**Cause**: This error might occur if the arguments provided in the COMBINA function are non-numeric, negative, or if the number of combinations to choose (k) is larger than the total number of items (n).

**Solution**: Ensure you enter numeric values for both arguments in the function. Also, the number of items (n) and the number of combinations to choose (k) should be positive, and k should never be larger than n. For example, COMBINA(3,2) would be a valid usage of the function.

### #N/A Error

**Cause**: The #N/A error usually pops up when the COMBINA function is trying to reference a cell that does not exist or is not accessible.

**Solution**: Double-check your function to ensure all referenced cells exist and are accessible. For instance, you might encounter this error if you’re working with a deleted or protected sheet.

### #DIV/0! Error

**Cause**: This error occurs when the second argument in the COMBINA function (k) is zero. The function cannot calculate combinations when the number to choose from is zero; hence, it results in a division by zero error.

**Solution**: Ensure that the second argument (k) in the COMBINA function is not zero. For example, COMBINA(3,1) would be a valid function usage.

### #NUM! Error

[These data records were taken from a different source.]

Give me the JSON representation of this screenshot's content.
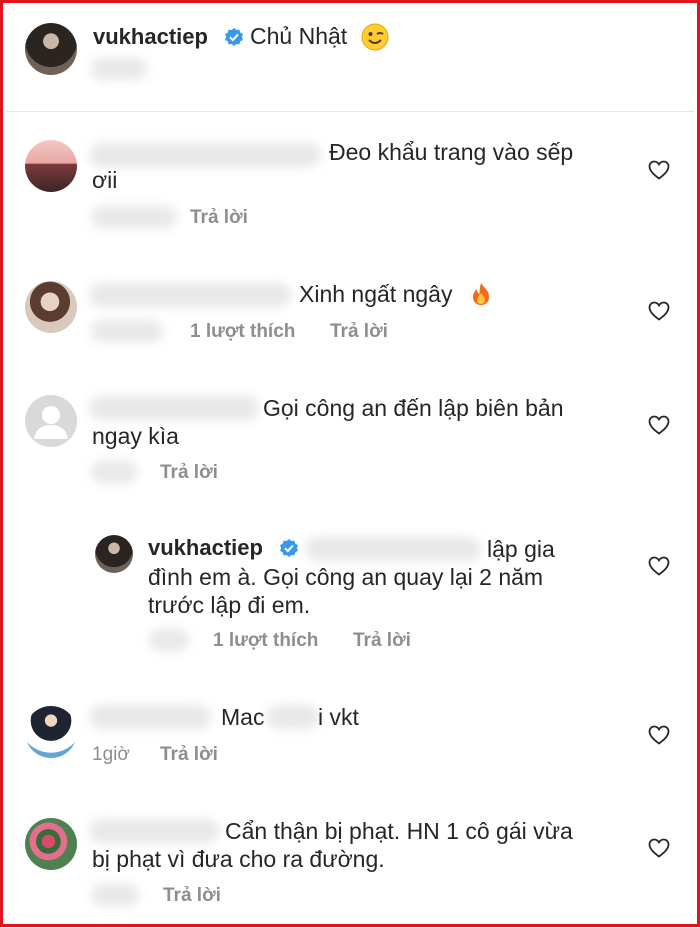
{
  "post": {
    "username": "vukhactiep",
    "caption": "Chủ Nhật",
    "caption_emoji": "winking-face"
  },
  "comments": [
    {
      "line1": "Đeo khẩu trang vào sếp",
      "line2": "ơii",
      "reply": "Trả lời"
    },
    {
      "line1": "Xinh ngất ngây",
      "emoji": "fire",
      "likes": "1 lượt thích",
      "reply": "Trả lời"
    },
    {
      "line1": "Gọi công an đến lập biên bản",
      "line2": "ngay kìa",
      "reply": "Trả lời",
      "replies": [
        {
          "username": "vukhactiep",
          "line1": "lập gia",
          "line2": "đình em à. Gọi công an quay lại 2 năm",
          "line3": "trước lập đi em.",
          "likes": "1 lượt thích",
          "reply": "Trả lời"
        }
      ]
    },
    {
      "part1": "Mac",
      "part2": "i vkt",
      "time": "1giờ",
      "reply": "Trả lời"
    },
    {
      "line1": "Cẩn thận bị phạt. HN 1 cô gái vừa",
      "line2": "bị phạt vì đưa cho ra đường.",
      "reply": "Trả lời"
    }
  ],
  "colors": {
    "frame": "#e0141e",
    "text": "#262626",
    "meta": "#8e8e8e",
    "verified": "#3897f0"
  }
}
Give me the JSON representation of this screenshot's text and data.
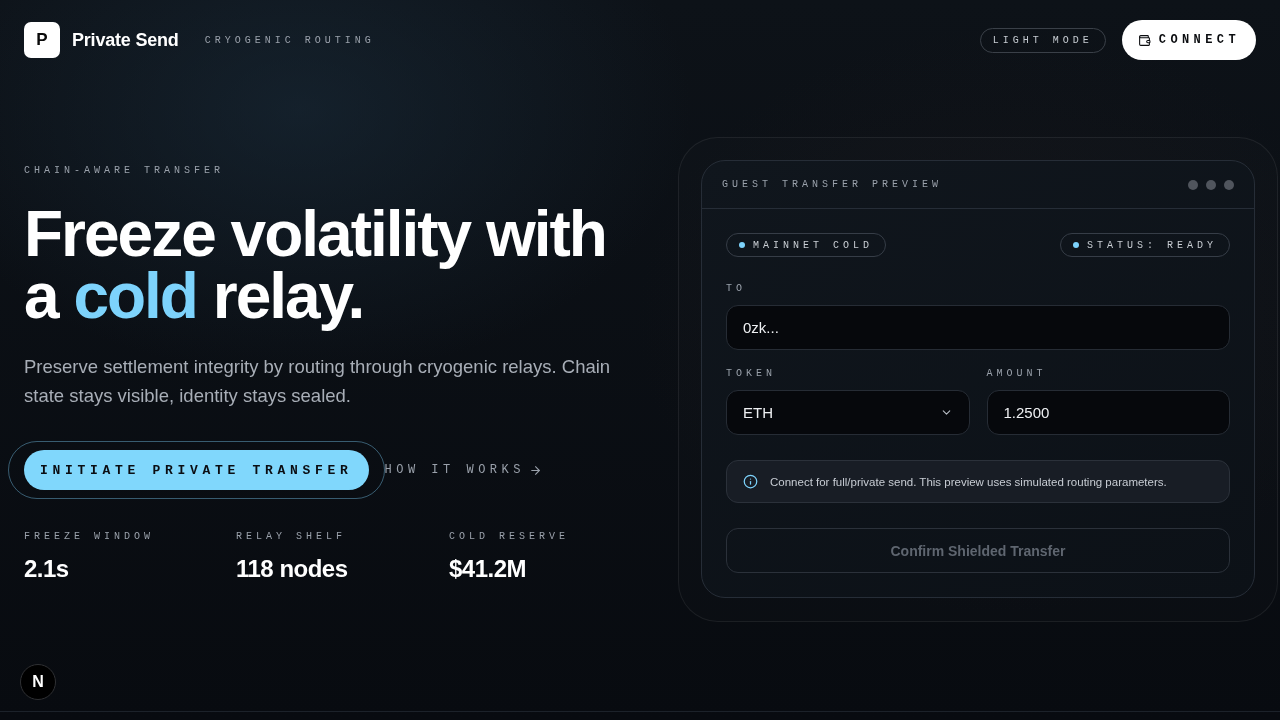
{
  "header": {
    "logo_letter": "P",
    "brand": "Private Send",
    "tagline": "CRYOGENIC ROUTING",
    "theme_toggle": "LIGHT MODE",
    "connect_button": "CONNECT"
  },
  "hero": {
    "eyebrow": "CHAIN-AWARE TRANSFER",
    "heading": [
      {
        "text": "Freeze volatility with a ",
        "highlight": false
      },
      {
        "text": "cold",
        "highlight": true
      },
      {
        "text": " relay.",
        "highlight": false
      }
    ],
    "description": "Preserve settlement integrity by routing through cryogenic relays. Chain state stays visible, identity stays sealed.",
    "primary_button": "INITIATE PRIVATE TRANSFER",
    "secondary_link": "HOW IT WORKS",
    "stats": [
      {
        "label": "FREEZE WINDOW",
        "value": "2.1s"
      },
      {
        "label": "RELAY SHELF",
        "value": "118 nodes"
      },
      {
        "label": "COLD RESERVE",
        "value": "$41.2M"
      }
    ]
  },
  "card": {
    "title": "GUEST TRANSFER PREVIEW",
    "badges": [
      "MAINNET COLD",
      "STATUS: READY"
    ],
    "recipient": {
      "label": "TO",
      "value": "0zk..."
    },
    "token": {
      "label": "TOKEN",
      "value": "ETH"
    },
    "amount": {
      "label": "AMOUNT",
      "value": "1.2500"
    },
    "notice": "Connect for full/private send. This preview uses simulated routing parameters.",
    "confirm_button": {
      "label": "Confirm Shielded Transfer",
      "disabled": true
    }
  },
  "dev_badge": "N"
}
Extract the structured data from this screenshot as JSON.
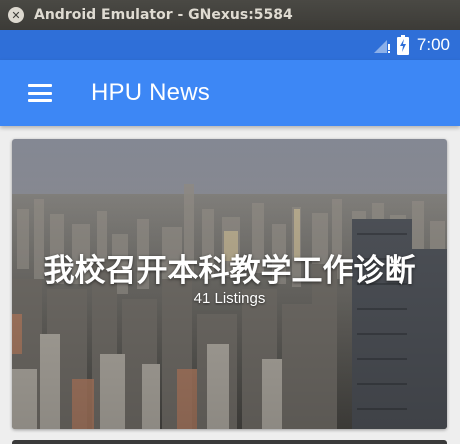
{
  "window": {
    "title": "Android Emulator - GNexus:5584"
  },
  "status_bar": {
    "time": "7:00",
    "colors": {
      "background": "#2f6fd8"
    }
  },
  "app_bar": {
    "title": "HPU News",
    "menu_icon": "hamburger-menu-icon",
    "colors": {
      "background": "#3d87f5"
    }
  },
  "cards": [
    {
      "title": "我校召开本科教学工作诊断",
      "subtitle": "41 Listings",
      "image": "city-skyline-photo"
    }
  ]
}
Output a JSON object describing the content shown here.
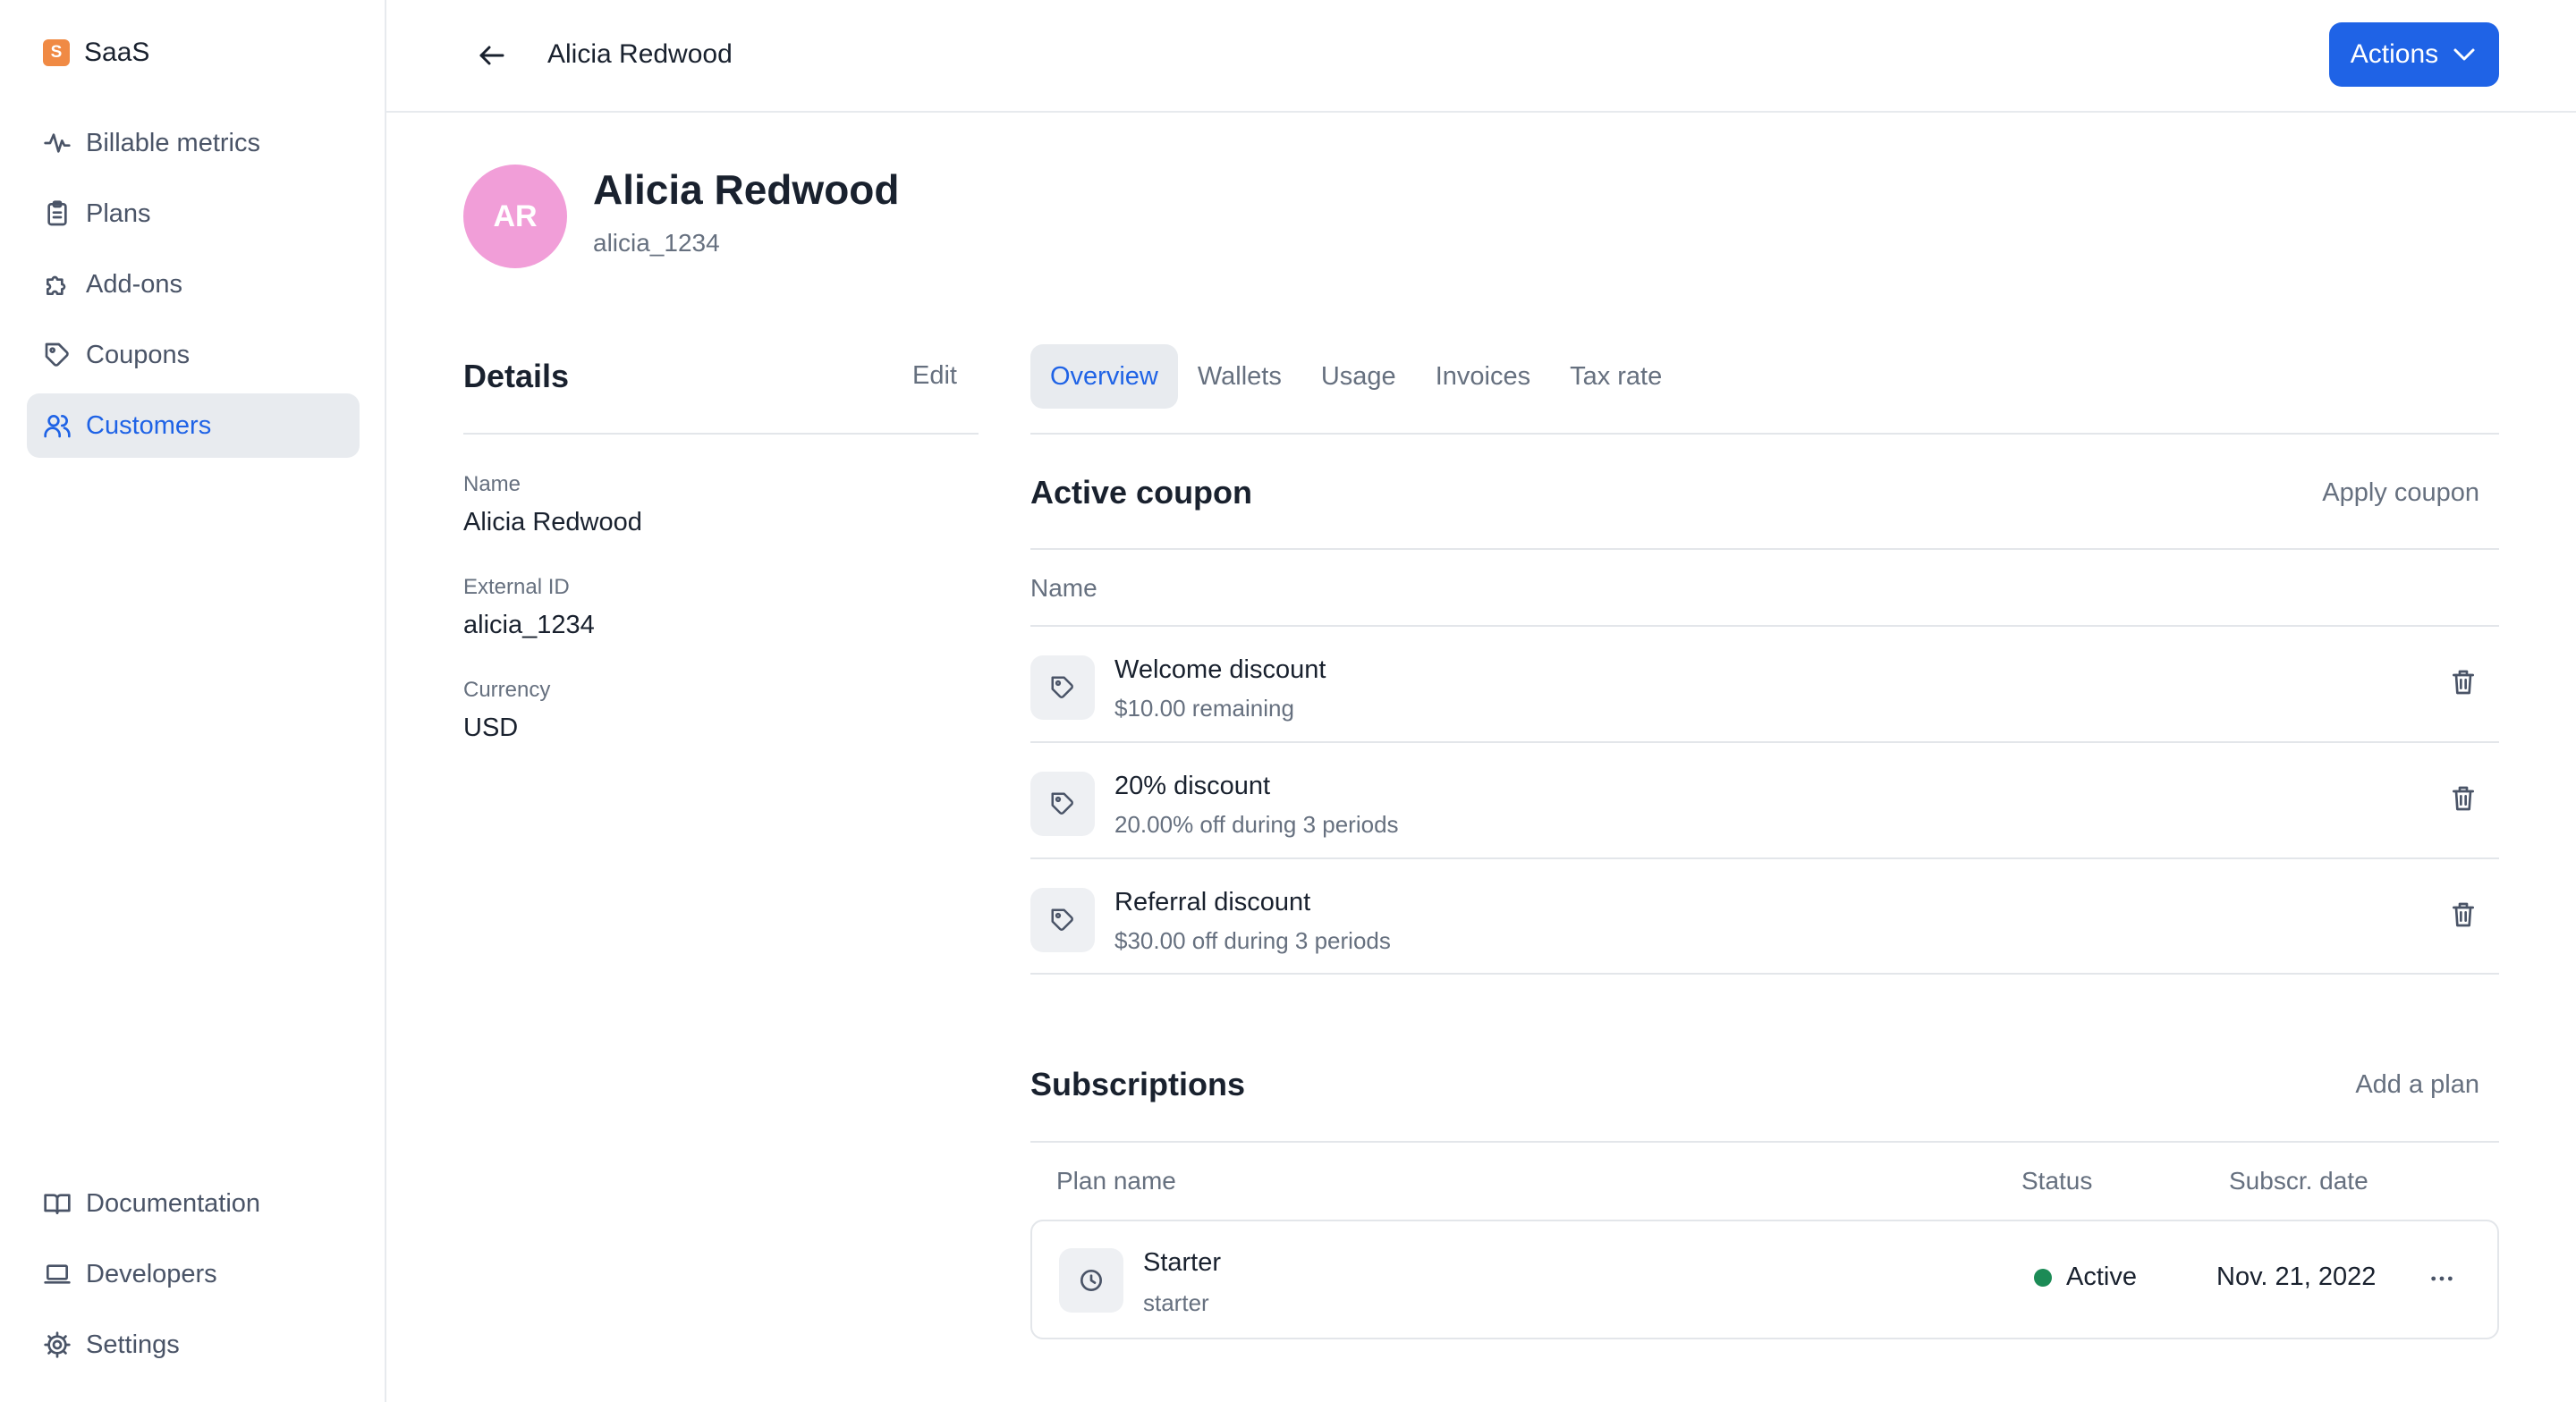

**Cause**: The #NUM! error occurs when the arguments provided in the COMBINA function are larger than what the function can handle. Google Sheets cannot calculate combinations if the total number of items (n) or the number of combinations to choose (k) exceeds 1030.

**Solution**: Keep the values of both arguments (n and k) in the COMBINA function below 1030. If you need to calculate larger combinations, you might need to use a different tool or software that can handle larger numbers.

For more details on the COMBINA function, check out the official documentation at the Google Docs Editors Help Center.